It was quite a distance to travel from his home in Nortonville, Hopkins County -- "It was a long way, like 21 miles. For a country boy who'd never been anywhere, that was pretty far," he recalls -- but Pennington convinced his family to make the trip.
"I started knocking on doors, 'til I got directions to his place," Pennington says.
"When he opened the door, I asked if he could point me to Mose Rager. He said, 'You're looking at what's left of him.' Then he said, 'Boy, you a box picker?' I said, 'Yes sir, I am.' And he told me to bring my family and come inside."
And Pennington's life was never the same again.
"He opened the whole world of thumbpicking to me when he opened up that door and let me in his house," he says.
"I've seen better players, but he made a guitar come alive. I could almost see it breathe," Pennington adds. "I knew right then he had hooked my heart. The rest of my life, I was going to try to sound like he did."
He and his son, Alonzo, will share their talents Sunday at an afternoon workshop and evening concert at the Unitarian Universalist Church in York, Pa. Both events are sponsored by the Susquehanna Folk Music Society.
Pennington, now 55 and a National Heritage Fellowship recipient, is considered one of the world's top thumbpicking guitarists. Thumbpicking is a style of playing distinguished by using the thumb to create a rhythm accompaniment on the guitar's bass strings while using fingers to play the melody on the higher-pitched strings.
Music was always a family tradition in the Pennington home, he says. But, although his parents, siblings and grandparents all had their talents, nothing clicked for Pennington until an afternoon when he was 8 years old and playing hide-and-seek with a friend.
"I hid in a neighbor's smokehouse, and there was an old guitar hanging in there," he says. "I asked my friend if his daddy would sell it to me. His daddy said I could have it. I ran all the way home with it in my hands." It was in terrible shape, Pennington remembers. But his father took that guitar apart and rebuilt it. By age 9, Pennington was learning chords.
"I got to where I could play rhythm while my dad played the fiddle," he says. "Then when I was 11, I started taking lessons from a fellow. He was really a great Chet Atkins-type player, and I learned to read music from him."
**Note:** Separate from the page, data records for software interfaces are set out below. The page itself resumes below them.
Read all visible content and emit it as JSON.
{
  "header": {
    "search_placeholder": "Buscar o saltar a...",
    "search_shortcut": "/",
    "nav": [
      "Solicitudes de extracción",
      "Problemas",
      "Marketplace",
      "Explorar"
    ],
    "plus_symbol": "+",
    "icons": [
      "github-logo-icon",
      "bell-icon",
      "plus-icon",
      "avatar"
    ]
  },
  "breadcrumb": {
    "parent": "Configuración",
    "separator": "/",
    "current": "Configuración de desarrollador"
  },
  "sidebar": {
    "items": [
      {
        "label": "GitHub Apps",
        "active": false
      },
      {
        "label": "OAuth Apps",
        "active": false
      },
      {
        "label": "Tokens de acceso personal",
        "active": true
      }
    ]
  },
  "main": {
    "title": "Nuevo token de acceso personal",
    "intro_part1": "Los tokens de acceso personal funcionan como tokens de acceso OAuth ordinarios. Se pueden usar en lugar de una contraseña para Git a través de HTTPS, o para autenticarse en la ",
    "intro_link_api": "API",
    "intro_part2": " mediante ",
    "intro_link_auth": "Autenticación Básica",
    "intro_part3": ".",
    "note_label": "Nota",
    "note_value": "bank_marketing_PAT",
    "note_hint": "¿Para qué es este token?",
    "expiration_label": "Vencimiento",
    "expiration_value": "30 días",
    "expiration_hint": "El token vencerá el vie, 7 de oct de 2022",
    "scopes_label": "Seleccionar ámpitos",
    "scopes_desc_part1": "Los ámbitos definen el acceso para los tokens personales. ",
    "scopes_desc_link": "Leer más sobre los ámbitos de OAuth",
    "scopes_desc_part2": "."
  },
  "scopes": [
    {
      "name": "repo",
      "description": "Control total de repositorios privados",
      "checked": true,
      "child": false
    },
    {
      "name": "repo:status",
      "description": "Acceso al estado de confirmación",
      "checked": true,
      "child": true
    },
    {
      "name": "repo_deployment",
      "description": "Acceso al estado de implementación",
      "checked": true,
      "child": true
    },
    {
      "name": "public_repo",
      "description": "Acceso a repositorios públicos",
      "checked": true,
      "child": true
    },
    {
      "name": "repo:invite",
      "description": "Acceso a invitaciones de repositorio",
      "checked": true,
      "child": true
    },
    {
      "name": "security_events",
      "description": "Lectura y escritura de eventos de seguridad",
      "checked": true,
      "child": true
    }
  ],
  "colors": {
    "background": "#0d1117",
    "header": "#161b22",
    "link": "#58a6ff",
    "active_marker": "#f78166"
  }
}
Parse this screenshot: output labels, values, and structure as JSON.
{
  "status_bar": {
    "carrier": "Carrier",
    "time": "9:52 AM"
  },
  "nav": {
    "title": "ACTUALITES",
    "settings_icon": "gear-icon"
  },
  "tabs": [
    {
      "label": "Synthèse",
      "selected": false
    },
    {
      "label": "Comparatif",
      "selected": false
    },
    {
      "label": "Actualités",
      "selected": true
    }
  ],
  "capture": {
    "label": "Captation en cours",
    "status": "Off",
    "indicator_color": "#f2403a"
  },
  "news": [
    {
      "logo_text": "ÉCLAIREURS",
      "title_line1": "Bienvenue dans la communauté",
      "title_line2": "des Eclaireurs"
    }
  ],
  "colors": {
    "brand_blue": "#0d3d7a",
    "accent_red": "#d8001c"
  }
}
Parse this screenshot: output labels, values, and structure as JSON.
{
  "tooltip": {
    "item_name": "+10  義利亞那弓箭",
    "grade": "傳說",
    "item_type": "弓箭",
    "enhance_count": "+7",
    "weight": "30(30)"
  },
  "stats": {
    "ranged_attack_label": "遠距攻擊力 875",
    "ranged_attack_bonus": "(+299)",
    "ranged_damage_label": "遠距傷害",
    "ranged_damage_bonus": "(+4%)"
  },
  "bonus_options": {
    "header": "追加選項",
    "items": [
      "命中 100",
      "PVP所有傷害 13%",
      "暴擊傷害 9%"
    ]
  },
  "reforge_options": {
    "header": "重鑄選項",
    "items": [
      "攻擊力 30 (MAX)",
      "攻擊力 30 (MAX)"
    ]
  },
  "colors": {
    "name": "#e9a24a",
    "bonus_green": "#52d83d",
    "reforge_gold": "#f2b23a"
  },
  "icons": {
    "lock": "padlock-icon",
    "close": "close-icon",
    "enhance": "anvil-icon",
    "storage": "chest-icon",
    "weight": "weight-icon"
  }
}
That teacher inspired Pennington to use a thumbpick, he says, which led him onto the path previously trod by the likes of Merle Travis, Chet Atkins and, of course, old Mose.
Pennington now is counted among their number as one of thumbpicking's finest players. But he balks at the label. "If anything I've been lucky to hang around with some great players," he says. "I'm not modest, I'm just honest. I've got a lot of room to improve."
Music wasn't always his career goal, Pennington notes. He was pre-med in college, then switched over to the mortuary business, which kept him occupied for the next 18 years. "The pay wasn't rewarding and the hours were terrible," he says. "It was a hard, depressing job. I worked 18 years in that profession until I was done with it. I got out, and I had the music."
He was named National Thumbpicking Champion in 1986 and 1987, which solidified his reputation.
Now, he tours sometimes with his son, who has his own way with a guitar.
"We don't play all the time together. This is a special deal," Pennington says. "It's a treat when we get to go out together. We hope this is a nice trip, and the weather's good."
Alonzo, now 31, started playing the fiddle when he was 6, Pennington says. It was about that time he learned a few chords on the guitar. "He never did let me give him lessons," Pennington says with a hearty chuckle. "He asked me some things sometimes. But if ever there was a kid who was around guitar players, it was him."
The boy was a sponge growing up, his father insists, and he absorbed a great deal of skill that is largely self-taught.
"I might hold my own with him in thumbpicking, but he can play every style," he says. "That's one of the greatest things there is, to see your gift passed on."
Pennington is still trying to pass it on to anyone who loves the craft. "I've tried to keep it alive. Everyone is playing more modern styles. The old thumbpicking stuff is dropping by the wayside," Pennington says.
"If I could give someone half of the feeling that Mose Rager gave me that day, they'd have enough to go on searching for the rest of their life. That's what I'd like to do."
19 November 2011